- Will the new technology integrate with my existing technology?
Roll out the technology
If you’ve carefully laid out your digital transformation plan, the next step is to put it into practice. You should now have a vision, broad support and a technology roadmap. You should have completed your pilots and should now be confident about rolling out the technology. Technologies you could be rolling out as part of your digital transformation plan include:
- Artificial Intelligence (AI) and Machine Learning
- Augmented Reality (AR)
- Internet of Things (IoT)
You may choose to limit the rollout to one department only, which is fine. But do not treat this as a pilot project. At this stage, you should be fully committed to your project and embrace the new technology.
Monitor and scale
By definition, digital transformation implies openness to change and feedback. You have to be ready to change your approach as customer and stakeholder needs evolve. It’s easy to assume everyone is satisfied with the new technology, so it’s essential to keep monitoring.
Often this reveals changes to be made and further work to be done. For example, you may have rolled out AI technology to support the sales process. You then realise after feedback you could also extend this technology to your support team. Data analytics will help you track and measure your progress, allowing you to adjust your course as your rollout progresses.
As you start seeing results from your digital transformation efforts, build on them to formulate a long term strategy. As your transformation roadmap evolves, new ways will emerge of improving connections between people, products and processes. Use opportunities to scale horizontally by applying the same approach to other business units, or vertically by applying complementary technologies.
A digital transformation strategy is a long term plan that seeks to deliver long term business value by improving the connections between people, products and processes.
Correct planning is critical, or enterprises risk expensive failures. It’s essential to separate the business goals from the technology. Technology simply enables business goals. A transformation project affects more than technology and involves company culture, customers and stakeholders as well.

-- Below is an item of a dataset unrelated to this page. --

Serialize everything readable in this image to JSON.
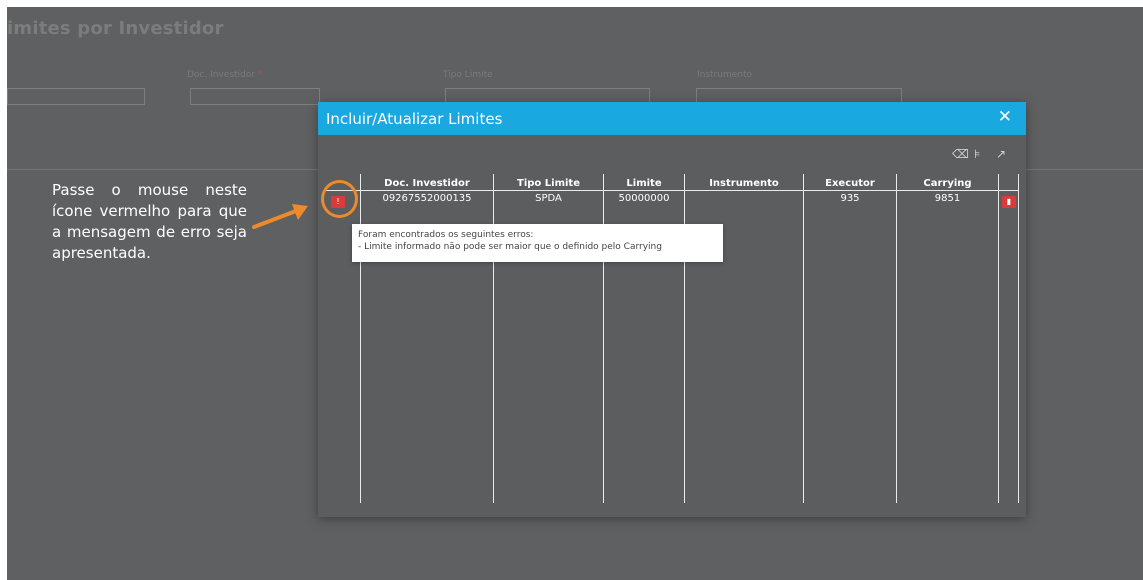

With a solid digital transformation strategy in place, your enterprise has a far greater chance of success.